This is the second in a series of articles that will address possible strategies and tactics that credit unions can adopt as alternatives to mergers. You can find the first in the series here.
Our CUSO recently studied over 200 NCUA merger applications submitted by credit unions between October 2021 and October 2022. As a result of this analysis, we have identified several primary reasons credit unions have given as the primary reason for a merger request.
In this series, it is our objective to provide alternative strategies and tactics that credit unions can adopt to avoid the destructive finality of mergers. It is also our hope to provide CUSOs with a variety of strategies they can pursue to better support those credit unions considering possible mergers and establish a level of credit union viability that guarantees a healthy and vibrant market for CUSO-based solutions.
Mergers equal economies of scale?
In our study of NCUA merger applications, the second most frequently mentioned reason for a merger was the economic advantage of attaining some form of scalability. In most of the merger applications, there was little detail explaining what form of economies of scale was either lacking in the current state or attainable if the merger was to be approved.
Credit unions have historically struggled with having sufficient scale to efficiently and effectively implement, market, and operationally support many financial products and services. Many of these products and services need to be part of the menu of financial solutions necessary to meet the constant evolution of member/owner needs if any individual credit union is to be successful.
The evidence of this difficulty takes on many faces; from the inability to afford appropriate human resources (expertise) to not having sufficient member demand to support minimum levels of product support and service.
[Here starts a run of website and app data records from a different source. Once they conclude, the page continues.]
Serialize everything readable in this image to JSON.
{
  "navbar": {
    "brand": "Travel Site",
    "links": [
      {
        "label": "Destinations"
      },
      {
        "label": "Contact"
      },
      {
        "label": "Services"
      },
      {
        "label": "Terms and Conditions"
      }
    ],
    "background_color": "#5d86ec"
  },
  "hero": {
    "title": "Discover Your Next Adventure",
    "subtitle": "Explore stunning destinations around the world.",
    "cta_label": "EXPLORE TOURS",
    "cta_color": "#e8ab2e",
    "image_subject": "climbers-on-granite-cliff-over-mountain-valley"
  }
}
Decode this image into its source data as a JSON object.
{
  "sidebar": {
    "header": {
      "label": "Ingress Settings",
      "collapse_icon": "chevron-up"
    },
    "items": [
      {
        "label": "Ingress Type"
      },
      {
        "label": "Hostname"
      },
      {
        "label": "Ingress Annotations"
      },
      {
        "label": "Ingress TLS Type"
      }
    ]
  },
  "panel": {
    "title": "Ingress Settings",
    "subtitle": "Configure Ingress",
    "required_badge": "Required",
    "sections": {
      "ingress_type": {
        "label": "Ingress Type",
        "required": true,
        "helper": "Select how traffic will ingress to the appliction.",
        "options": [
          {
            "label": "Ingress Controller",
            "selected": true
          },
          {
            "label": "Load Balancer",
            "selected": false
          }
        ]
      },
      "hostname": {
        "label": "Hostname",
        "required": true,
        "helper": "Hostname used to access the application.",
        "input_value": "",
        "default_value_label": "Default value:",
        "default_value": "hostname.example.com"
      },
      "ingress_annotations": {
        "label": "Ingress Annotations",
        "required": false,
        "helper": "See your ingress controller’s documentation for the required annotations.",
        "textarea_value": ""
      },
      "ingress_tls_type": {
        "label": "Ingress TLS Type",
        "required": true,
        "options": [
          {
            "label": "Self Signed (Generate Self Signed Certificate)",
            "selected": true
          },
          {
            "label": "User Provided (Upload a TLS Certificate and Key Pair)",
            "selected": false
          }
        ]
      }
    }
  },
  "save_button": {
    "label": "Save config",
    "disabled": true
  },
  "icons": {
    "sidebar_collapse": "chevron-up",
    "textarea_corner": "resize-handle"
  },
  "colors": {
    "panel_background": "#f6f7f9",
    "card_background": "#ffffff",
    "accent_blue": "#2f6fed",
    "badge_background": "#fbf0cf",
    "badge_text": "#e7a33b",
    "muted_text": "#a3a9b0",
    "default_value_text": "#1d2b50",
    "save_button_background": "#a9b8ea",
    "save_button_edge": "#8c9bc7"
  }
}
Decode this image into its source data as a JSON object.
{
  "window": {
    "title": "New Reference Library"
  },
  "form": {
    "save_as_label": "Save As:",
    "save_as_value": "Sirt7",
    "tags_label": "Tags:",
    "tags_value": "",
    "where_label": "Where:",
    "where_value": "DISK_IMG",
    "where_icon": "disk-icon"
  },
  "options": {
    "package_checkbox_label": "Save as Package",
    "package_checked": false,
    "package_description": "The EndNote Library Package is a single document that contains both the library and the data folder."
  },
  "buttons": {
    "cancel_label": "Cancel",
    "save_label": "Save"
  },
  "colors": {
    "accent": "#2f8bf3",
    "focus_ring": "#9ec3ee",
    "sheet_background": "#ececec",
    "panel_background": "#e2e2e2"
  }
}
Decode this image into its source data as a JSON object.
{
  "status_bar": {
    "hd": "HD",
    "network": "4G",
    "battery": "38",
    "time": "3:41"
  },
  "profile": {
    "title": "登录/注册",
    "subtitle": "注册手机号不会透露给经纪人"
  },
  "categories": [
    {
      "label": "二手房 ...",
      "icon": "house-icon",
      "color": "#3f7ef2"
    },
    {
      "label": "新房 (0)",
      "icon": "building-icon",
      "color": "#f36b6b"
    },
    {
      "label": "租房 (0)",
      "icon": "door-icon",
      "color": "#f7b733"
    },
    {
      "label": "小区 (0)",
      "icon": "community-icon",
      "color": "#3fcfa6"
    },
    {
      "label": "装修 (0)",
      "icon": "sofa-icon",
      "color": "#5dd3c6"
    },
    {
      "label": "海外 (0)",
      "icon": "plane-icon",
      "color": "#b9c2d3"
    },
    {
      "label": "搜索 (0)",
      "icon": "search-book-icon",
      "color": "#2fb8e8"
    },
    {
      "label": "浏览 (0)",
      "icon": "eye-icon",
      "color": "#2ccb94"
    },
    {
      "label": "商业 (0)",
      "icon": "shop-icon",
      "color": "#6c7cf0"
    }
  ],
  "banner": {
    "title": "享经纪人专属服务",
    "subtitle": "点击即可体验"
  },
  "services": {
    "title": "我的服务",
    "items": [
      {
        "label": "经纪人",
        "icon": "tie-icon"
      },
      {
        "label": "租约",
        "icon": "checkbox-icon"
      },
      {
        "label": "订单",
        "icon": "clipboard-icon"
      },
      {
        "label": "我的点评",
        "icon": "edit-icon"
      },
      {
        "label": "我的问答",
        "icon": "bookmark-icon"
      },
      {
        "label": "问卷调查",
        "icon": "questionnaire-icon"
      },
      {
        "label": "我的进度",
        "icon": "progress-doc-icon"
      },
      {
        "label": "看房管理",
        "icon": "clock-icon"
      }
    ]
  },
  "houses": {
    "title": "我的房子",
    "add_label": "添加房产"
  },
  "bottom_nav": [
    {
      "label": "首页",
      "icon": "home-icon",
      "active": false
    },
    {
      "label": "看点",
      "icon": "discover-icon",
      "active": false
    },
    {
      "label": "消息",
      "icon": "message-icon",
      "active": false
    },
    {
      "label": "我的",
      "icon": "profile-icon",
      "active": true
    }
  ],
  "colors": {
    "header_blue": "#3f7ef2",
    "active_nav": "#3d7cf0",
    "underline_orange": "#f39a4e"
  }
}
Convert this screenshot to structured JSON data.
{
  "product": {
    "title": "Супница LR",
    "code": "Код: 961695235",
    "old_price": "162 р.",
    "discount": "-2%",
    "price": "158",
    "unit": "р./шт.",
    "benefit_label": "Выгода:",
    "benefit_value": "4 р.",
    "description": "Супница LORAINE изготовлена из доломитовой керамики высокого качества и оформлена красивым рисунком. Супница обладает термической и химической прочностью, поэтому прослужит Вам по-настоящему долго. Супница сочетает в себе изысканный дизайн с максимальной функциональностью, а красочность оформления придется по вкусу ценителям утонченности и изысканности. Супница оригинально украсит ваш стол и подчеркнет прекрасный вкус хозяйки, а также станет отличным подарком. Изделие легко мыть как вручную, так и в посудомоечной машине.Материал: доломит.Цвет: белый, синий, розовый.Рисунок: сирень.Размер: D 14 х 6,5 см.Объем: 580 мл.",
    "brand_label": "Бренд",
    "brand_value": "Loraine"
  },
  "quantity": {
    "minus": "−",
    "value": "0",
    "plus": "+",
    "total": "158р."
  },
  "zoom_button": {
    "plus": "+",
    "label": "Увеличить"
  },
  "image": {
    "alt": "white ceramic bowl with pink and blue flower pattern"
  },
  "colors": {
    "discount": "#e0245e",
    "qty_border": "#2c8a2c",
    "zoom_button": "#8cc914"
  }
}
These problems have certainly diminished in the credit union community as the number of multi-million and multi-billion dollar credit unions has multiplied.
These credit unions can, more often than not, afford the capital investment necessary to build the infrastructure required for new and innovative financial services, products, and delivery channels. The same cannot be said for most credit unions below $500 million in assets. Shame on us for not recognizing that the answer to this conundrum for smaller asset-sized credit unions already exists in our history.
We have only to look at the evolution of plastic-based financial services for solutions to the challenges we face today. Our credit union community effort to discover and create collaborative business models is singularly responsible for our historical presence in the credit and debit card markets.
Over 30 years ago we, as individual credit unions lacked the scale, market appeal, and investment capital to gain access to the national and international payment channels being created by banks and known as VISA and MasterCard. It was only through the collaborative and collective leadership of credit union boards, executives, and members that today our largest and most successful CUSOs still provide these plastic-based products to not only small credit unions but even most of our largest credit unions who still find a collaborative solution best meets their needs.
Rather than looking for a merger solution to provide economies of scale, every credit union should exhaust itself to identify the many collaborative product and services-based CUSOs can provide them with an “immediate” scale for any product, service, or delivery channels that they lack from their member services menu.
This is one of the primary reasons that organizations like NACUSO exist. They provide a marketplace where credit unions that suffer from the problem of scalability can identify and connect with a partner that will help them maintain their independence and market brand while avoiding the merger strategy.
How can CUSOs respond to this opportunity?
Surely these smaller credit unions, who are considering the option of a merger, need to expend the energy necessary to identify product, service, and operational CUSO partners, but CUSOs can also be much more proactive in reaching out to this part of our credit union community. There is blame to be shared here, as some CUSOs today have adopted strategies that more closely imitate those for-profit third-party companies we, as CUSOs, were created to replace as a better option.
We hear, too often, of CUSOs who have segmented our credit union community and strategically identified only credit unions above a certain asset level as being their target market. Alternatively, some CUSOs have created pricing models which almost automatically exclude smaller and even medium-sized credit unions to access their products or services. As credit union-owned organizations we need to pay attention to our very purpose for being. We need to build product solution models that can support and assure the viability of this struggling part of our community.
Making sure that there are enough credit unions in the future for our CUSOs to continue as viable business concerns is strategically vital. If some form of scalability is one of your reasons for a merger, make the investment in time and effort to identify a CUSO partner that can help you overcome that problem.
Join those who are making strides, putting their money where their mouth is, and creating measurable impacts for credit unions. Contact us at email@example.com for more information.